Filter task. Return each line of the material that holds the string "value".
________________
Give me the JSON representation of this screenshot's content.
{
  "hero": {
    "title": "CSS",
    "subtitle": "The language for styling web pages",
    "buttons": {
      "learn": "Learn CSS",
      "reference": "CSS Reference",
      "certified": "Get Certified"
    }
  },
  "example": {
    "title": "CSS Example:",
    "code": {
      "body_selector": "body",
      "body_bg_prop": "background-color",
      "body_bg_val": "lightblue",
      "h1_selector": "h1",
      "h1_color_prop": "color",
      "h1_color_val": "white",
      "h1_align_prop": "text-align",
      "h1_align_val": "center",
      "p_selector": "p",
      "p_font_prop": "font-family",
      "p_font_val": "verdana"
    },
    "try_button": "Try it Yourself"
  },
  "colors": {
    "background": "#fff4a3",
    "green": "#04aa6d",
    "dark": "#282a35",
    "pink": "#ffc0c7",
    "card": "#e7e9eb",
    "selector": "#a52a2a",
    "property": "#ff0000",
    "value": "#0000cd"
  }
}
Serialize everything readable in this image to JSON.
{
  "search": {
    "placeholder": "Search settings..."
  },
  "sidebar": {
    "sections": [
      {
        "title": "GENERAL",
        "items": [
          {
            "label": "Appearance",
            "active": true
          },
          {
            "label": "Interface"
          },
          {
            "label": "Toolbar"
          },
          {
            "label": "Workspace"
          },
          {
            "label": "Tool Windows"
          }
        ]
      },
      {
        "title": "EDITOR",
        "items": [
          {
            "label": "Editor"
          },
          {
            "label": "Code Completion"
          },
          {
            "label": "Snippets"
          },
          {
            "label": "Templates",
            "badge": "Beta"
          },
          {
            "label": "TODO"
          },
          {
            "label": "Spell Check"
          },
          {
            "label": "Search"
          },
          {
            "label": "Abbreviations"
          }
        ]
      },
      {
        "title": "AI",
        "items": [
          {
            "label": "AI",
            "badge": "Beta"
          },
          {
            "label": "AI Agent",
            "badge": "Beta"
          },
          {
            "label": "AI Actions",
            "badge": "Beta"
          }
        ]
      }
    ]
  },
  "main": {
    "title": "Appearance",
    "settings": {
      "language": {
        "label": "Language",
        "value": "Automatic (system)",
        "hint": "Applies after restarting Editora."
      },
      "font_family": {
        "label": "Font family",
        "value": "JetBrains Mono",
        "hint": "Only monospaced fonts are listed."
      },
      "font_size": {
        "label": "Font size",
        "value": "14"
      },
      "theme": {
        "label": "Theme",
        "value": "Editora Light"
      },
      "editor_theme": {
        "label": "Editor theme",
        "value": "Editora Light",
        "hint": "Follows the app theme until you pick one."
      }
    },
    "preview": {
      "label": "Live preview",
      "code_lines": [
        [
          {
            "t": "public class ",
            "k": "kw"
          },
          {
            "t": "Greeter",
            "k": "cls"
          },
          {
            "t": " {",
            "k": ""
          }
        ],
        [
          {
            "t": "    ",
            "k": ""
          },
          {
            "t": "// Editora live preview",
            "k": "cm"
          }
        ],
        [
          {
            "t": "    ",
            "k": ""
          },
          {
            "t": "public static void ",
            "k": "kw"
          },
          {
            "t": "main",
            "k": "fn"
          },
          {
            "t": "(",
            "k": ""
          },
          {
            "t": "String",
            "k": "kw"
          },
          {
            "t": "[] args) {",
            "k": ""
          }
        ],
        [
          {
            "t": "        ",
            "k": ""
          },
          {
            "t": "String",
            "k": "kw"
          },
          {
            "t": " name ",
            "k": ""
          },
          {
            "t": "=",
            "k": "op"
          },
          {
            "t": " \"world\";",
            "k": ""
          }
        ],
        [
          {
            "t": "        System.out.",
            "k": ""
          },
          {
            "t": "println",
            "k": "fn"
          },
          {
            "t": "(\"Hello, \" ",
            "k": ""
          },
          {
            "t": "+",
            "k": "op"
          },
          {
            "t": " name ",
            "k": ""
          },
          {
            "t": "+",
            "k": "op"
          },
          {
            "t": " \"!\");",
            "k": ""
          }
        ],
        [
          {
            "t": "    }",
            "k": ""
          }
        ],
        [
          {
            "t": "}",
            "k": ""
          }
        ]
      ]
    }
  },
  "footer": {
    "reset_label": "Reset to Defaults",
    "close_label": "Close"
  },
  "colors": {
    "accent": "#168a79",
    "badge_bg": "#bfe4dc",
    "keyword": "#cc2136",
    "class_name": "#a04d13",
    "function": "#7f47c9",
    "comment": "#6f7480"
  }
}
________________
▶ **ANSWER SPACE**:
    "value": "#0000cd"
        "value": "Automatic (system)",
        "value": "JetBrains Mono",
        "value": "14"
        "value": "Editora Light"
        "value": "Editora Light",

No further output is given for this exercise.